Last week, a New York Times/CBS poll found that only 44 percent of Americans approve of the Supreme Court’s job performance and 75 percent say the justices are sometimes influenced by their political views. But although the results of the poll were striking, commentators may have been too quick to suggest a direct link between the two findings. In the Times article on the poll, for example, Adam Liptak and Allison Kopicki suggested that the drop in the Court’s 66 percent approval ratings in the late 1980s “could reflect a sense that the court is more political, after the ideologically divided 5-to-4 decisions in Bush v. Gore and Citizens United.” At the beginning of his tenure, Chief Justice John Roberts said that he subscribed to a similar theory. “I do think the rule of law is threatened by a steady term after term after term focus on 5-4 decisions,” Roberts told me.
But a new study by Nathaniel Persily of Columbia Law School and Stephen Ansolabehere of Harvard suggests that the relationship between the Court’s declining approval ratings and increased perceptions of the Court’s partisanship may be more complicated than the New York Times and the Chief Justice suggest.
On the campaign trail, Roy Moore wears a metal pin of a cross on his suit jackets, praises “almighty God” and refers to the United States as a “Christian nation.”
But there is one demonstration of his faith that Mr. Moore, the Republican nominee for chief justice of the Alabama Supreme Court, promises not to make.
“No, I won’t bring back the Ten Commandments,” he said. “Not again.”
It has been nearly a decade since Mr. Moore, then chief justice, became a focus in the national debate over religious liberty by defying a federal order to remove a 5,000-pound granite statue of the holy tablets from his Montgomery courthouse. He lost the fight and was removed from the bench by a state ethics panel in 2003.
But Mr. Moore, 65, is on the verge of a political comeback. In an upset two weeks ago, he won the Republican nomination without a runoff, against two far better financed opponents, including the current chief justice.

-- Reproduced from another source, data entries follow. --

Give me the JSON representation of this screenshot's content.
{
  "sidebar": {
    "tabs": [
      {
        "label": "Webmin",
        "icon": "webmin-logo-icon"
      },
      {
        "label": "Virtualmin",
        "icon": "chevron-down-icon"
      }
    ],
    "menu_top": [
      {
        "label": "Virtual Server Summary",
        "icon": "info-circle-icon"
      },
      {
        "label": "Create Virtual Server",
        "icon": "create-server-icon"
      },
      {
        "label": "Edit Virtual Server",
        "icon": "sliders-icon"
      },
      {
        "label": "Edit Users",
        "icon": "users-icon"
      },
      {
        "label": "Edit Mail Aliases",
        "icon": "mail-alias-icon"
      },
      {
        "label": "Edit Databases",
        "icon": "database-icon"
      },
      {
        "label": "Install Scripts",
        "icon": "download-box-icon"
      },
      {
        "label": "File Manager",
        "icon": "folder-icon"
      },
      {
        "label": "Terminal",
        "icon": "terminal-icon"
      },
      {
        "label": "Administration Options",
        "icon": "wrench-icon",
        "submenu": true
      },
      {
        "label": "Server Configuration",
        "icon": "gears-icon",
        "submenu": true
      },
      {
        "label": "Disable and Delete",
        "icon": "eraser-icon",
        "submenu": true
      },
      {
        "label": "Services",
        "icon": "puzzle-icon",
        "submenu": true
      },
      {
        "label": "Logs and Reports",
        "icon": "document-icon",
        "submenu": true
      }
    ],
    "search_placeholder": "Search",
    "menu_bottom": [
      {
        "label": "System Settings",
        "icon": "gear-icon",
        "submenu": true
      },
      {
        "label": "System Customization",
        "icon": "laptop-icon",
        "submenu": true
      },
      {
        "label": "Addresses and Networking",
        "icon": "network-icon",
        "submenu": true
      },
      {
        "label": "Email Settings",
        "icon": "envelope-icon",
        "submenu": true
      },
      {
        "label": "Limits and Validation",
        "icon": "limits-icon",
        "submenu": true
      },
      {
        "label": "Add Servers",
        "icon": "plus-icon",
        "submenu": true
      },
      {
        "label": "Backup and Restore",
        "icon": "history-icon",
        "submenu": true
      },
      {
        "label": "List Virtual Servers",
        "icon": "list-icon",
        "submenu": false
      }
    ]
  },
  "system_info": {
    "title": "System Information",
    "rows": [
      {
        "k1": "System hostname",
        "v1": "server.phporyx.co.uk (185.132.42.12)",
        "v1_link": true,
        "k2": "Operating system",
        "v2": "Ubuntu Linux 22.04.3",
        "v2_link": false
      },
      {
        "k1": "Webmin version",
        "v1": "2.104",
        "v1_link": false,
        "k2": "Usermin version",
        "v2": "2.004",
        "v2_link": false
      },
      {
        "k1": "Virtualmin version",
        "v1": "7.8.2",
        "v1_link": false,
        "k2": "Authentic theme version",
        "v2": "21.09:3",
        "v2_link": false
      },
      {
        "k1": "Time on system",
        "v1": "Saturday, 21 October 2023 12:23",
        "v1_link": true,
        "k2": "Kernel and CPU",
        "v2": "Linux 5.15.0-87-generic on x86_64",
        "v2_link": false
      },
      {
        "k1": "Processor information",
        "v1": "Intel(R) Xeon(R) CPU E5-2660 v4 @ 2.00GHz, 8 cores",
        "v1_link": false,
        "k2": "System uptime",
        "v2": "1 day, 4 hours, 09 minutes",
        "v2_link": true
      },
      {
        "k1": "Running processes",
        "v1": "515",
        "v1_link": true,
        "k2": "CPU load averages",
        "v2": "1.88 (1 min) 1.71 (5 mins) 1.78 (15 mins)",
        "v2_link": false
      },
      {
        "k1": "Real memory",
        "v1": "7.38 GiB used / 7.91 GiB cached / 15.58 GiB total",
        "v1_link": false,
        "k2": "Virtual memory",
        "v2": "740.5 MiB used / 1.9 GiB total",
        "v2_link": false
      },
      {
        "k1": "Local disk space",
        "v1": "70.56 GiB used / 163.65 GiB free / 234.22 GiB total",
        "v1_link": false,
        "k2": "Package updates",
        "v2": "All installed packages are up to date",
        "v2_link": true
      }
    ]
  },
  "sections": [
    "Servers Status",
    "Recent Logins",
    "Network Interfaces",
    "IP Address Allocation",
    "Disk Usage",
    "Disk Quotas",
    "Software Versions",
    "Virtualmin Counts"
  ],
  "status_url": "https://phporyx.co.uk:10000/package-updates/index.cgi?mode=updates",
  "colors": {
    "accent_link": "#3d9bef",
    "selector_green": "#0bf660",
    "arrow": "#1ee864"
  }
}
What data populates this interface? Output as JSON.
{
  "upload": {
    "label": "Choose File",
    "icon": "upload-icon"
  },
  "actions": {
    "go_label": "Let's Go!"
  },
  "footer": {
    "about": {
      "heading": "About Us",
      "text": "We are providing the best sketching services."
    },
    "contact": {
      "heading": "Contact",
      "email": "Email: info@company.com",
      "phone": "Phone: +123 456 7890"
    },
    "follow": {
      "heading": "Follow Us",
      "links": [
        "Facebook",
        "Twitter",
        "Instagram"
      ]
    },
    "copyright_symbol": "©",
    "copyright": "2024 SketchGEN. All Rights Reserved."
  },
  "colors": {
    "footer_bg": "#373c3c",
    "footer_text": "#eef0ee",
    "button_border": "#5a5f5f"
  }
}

Although Mr. Moore speaks about a wide range of conservative issues during the campaign, including repealing the federal health care law and reducing the nation’s debt, most questions from reporters and his audiences have to do with the Ten Commandments.